Directions for this task: All records should be reproduced verbatim.

[Element data from apps and pages]
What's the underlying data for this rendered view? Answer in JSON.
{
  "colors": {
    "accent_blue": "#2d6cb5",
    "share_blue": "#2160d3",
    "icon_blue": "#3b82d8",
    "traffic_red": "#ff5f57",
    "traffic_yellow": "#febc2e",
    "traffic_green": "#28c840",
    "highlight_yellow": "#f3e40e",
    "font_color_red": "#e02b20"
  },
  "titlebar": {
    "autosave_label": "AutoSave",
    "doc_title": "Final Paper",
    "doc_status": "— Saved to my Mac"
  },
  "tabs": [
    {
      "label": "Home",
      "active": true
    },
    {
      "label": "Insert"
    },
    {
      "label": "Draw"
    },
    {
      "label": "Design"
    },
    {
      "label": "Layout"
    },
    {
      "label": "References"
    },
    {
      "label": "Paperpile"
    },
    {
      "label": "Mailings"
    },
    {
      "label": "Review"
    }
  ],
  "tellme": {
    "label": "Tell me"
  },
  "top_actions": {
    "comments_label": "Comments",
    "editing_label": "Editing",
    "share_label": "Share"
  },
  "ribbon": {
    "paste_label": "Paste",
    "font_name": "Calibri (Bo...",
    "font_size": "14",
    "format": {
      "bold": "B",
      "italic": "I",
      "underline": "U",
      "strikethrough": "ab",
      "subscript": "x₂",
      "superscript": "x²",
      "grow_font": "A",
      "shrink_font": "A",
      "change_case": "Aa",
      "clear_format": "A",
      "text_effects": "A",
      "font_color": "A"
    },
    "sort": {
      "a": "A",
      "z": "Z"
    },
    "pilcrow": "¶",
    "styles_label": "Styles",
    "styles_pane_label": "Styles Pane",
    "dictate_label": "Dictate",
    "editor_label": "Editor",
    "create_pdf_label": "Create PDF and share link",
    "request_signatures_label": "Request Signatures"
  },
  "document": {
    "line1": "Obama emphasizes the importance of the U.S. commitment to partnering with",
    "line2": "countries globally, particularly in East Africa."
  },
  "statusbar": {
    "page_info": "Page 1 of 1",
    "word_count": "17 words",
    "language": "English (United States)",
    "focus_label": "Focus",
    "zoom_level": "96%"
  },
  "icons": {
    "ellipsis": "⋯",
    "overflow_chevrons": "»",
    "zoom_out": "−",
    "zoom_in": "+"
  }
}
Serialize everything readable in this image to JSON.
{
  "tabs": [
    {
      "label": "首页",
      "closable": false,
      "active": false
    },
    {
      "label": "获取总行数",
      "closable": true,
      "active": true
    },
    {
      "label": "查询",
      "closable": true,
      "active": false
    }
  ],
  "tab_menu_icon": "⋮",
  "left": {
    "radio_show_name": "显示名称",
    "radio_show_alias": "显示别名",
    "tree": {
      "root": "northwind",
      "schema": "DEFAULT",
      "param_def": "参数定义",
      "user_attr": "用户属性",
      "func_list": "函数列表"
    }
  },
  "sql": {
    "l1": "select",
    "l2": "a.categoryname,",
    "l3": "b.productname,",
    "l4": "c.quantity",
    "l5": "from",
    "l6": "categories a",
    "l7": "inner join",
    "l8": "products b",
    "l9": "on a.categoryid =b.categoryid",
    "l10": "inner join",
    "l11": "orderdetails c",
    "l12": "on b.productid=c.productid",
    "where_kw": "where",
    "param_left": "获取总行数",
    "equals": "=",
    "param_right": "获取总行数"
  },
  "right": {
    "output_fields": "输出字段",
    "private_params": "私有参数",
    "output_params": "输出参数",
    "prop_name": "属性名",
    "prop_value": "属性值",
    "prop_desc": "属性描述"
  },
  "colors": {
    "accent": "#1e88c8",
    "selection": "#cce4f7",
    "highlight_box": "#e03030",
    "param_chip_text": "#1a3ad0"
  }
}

The completed task:
What's the underlying data for this rendered view? Answer in JSON.
{
  "colors": {
    "accent_blue": "#2d6cb5",
    "share_blue": "#2160d3",
    "icon_blue": "#3b82d8",
    "traffic_red": "#ff5f57",
    "traffic_yellow": "#febc2e",
    "traffic_green": "#28c840",
    "highlight_yellow": "#f3e40e",
    "font_color_red": "#e02b20"
  },
  "titlebar": {
    "autosave_label": "AutoSave",
    "doc_title": "Final Paper",
    "doc_status": "— Saved to my Mac"
  },
  "tabs": [
    {
      "label": "Home",
      "active": true
    },
    {
      "label": "Insert"
    },
    {
      "label": "Draw"
    },
    {
      "label": "Design"
    },
    {
      "label": "Layout"
    },
    {
      "label": "References"
    },
    {
      "label": "Paperpile"
    },
    {
      "label": "Mailings"
    },
    {
      "label": "Review"
    }
  ],
  "tellme": {
    "label": "Tell me"
  },
  "top_actions": {
    "comments_label": "Comments",
    "editing_label": "Editing",
    "share_label": "Share"
  },
  "ribbon": {
    "paste_label": "Paste",
    "font_name": "Calibri (Bo...",
    "font_size": "14",
    "format": {
      "bold": "B",
      "italic": "I",
      "underline": "U",
      "strikethrough": "ab",
      "subscript": "x₂",
      "superscript": "x²",
      "grow_font": "A",
      "shrink_font": "A",
      "change_case": "Aa",
      "clear_format": "A",
      "text_effects": "A",
      "font_color": "A"
    },
    "sort": {
      "a": "A",
      "z": "Z"
    },
    "pilcrow": "¶",
    "styles_label": "Styles",
    "styles_pane_label": "Styles Pane",
    "dictate_label": "Dictate",
    "editor_label": "Editor",
    "create_pdf_label": "Create PDF and share link",
    "request_signatures_label": "Request Signatures"
  },
  "document": {
    "line1": "Obama emphasizes the importance of the U.S. commitment to partnering with",
    "line2": "countries globally, particularly in East Africa."
  },
  "statusbar": {
    "page_info": "Page 1 of 1",
    "word_count": "17 words",
    "language": "English (United States)",
    "focus_label": "Focus",
    "zoom_level": "96%"
  },
  "icons": {
    "ellipsis": "⋯",
    "overflow_chevrons": "»",
    "zoom_out": "−",
    "zoom_in": "+"
  }
}
Serialize everything readable in this image to JSON.
{
  "tabs": [
    {
      "label": "首页",
      "closable": false,
      "active": false
    },
    {
      "label": "获取总行数",
      "closable": true,
      "active": true
    },
    {
      "label": "查询",
      "closable": true,
      "active": false
    }
  ],
  "tab_menu_icon": "⋮",
  "left": {
    "radio_show_name": "显示名称",
    "radio_show_alias": "显示别名",
    "tree": {
      "root": "northwind",
      "schema": "DEFAULT",
      "param_def": "参数定义",
      "user_attr": "用户属性",
      "func_list": "函数列表"
    }
  },
  "sql": {
    "l1": "select",
    "l2": "a.categoryname,",
    "l3": "b.productname,",
    "l4": "c.quantity",
    "l5": "from",
    "l6": "categories a",
    "l7": "inner join",
    "l8": "products b",
    "l9": "on a.categoryid =b.categoryid",
    "l10": "inner join",
    "l11": "orderdetails c",
    "l12": "on b.productid=c.productid",
    "where_kw": "where",
    "param_left": "获取总行数",
    "equals": "=",
    "param_right": "获取总行数"
  },
  "right": {
    "output_fields": "输出字段",
    "private_params": "私有参数",
    "output_params": "输出参数",
    "prop_name": "属性名",
    "prop_value": "属性值",
    "prop_desc": "属性描述"
  },
  "colors": {
    "accent": "#1e88c8",
    "selection": "#cce4f7",
    "highlight_box": "#e03030",
    "param_chip_text": "#1a3ad0"
  }
}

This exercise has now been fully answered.